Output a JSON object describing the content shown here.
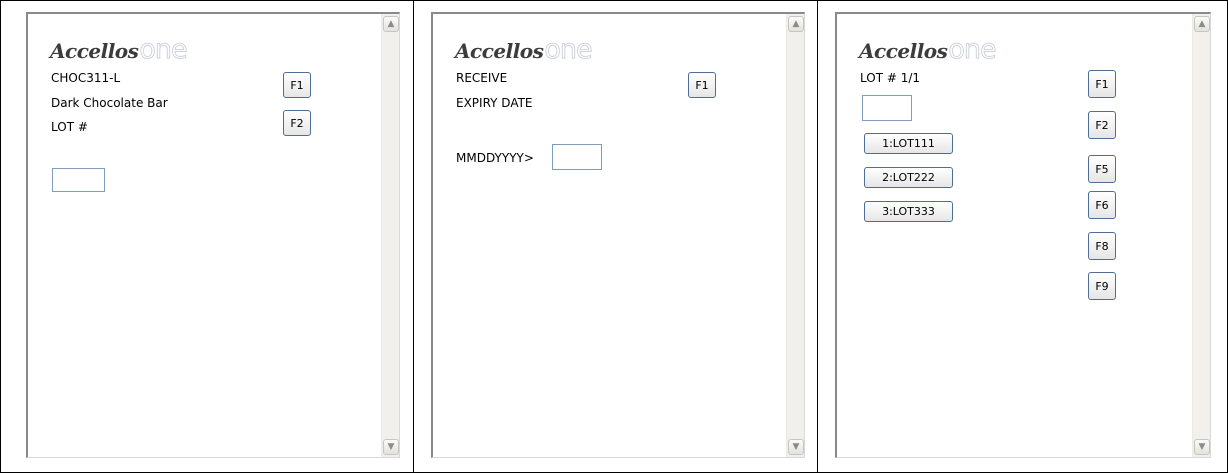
{
  "panels": [
    {
      "logo": {
        "main": "Accellos",
        "suffix": "one"
      },
      "lines": [
        "CHOC311-L",
        "Dark Chocolate Bar",
        "LOT #"
      ],
      "keys": [
        "F1",
        "F2"
      ],
      "input": {
        "value": ""
      }
    },
    {
      "logo": {
        "main": "Accellos",
        "suffix": "one"
      },
      "lines": [
        "RECEIVE",
        "EXPIRY DATE"
      ],
      "prompt": "MMDDYYYY>",
      "keys": [
        "F1"
      ],
      "input": {
        "value": ""
      }
    },
    {
      "logo": {
        "main": "Accellos",
        "suffix": "one"
      },
      "lines": [
        "LOT # 1/1"
      ],
      "lot_options": [
        "1:LOT111",
        "2:LOT222",
        "3:LOT333"
      ],
      "keys": [
        "F1",
        "F2",
        "F5",
        "F6",
        "F8",
        "F9"
      ],
      "input": {
        "value": ""
      }
    }
  ],
  "scrollbar": {
    "up_icon": "▲",
    "down_icon": "▼"
  },
  "colors": {
    "button_border": "#4d6f97",
    "field_border": "#7f9db9"
  }
}
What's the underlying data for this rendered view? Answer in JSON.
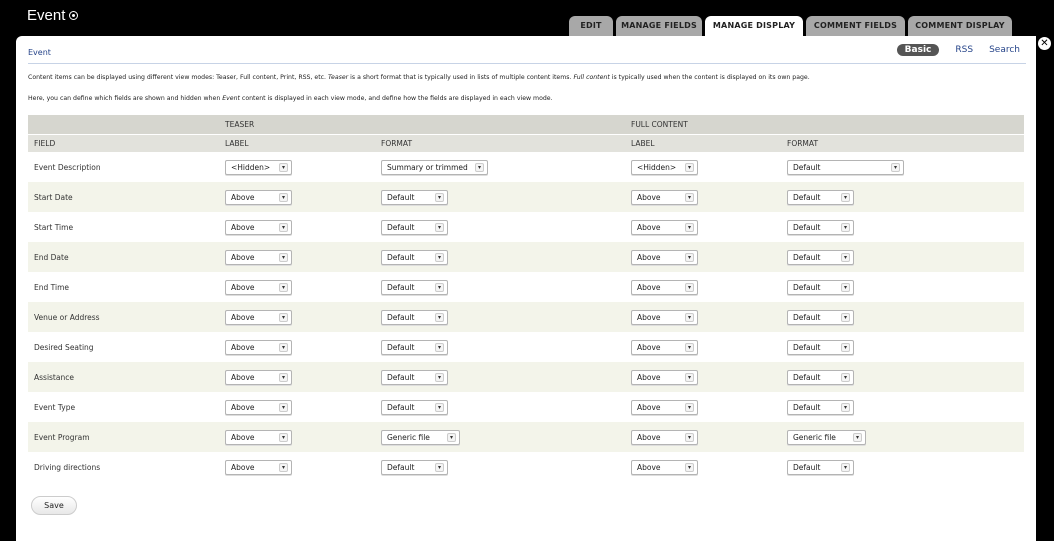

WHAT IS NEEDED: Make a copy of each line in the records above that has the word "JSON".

ANSWER AREA:
Output a JSON object describing the content shown here.
What's the underlying data for this rendered view? Answer in JSON.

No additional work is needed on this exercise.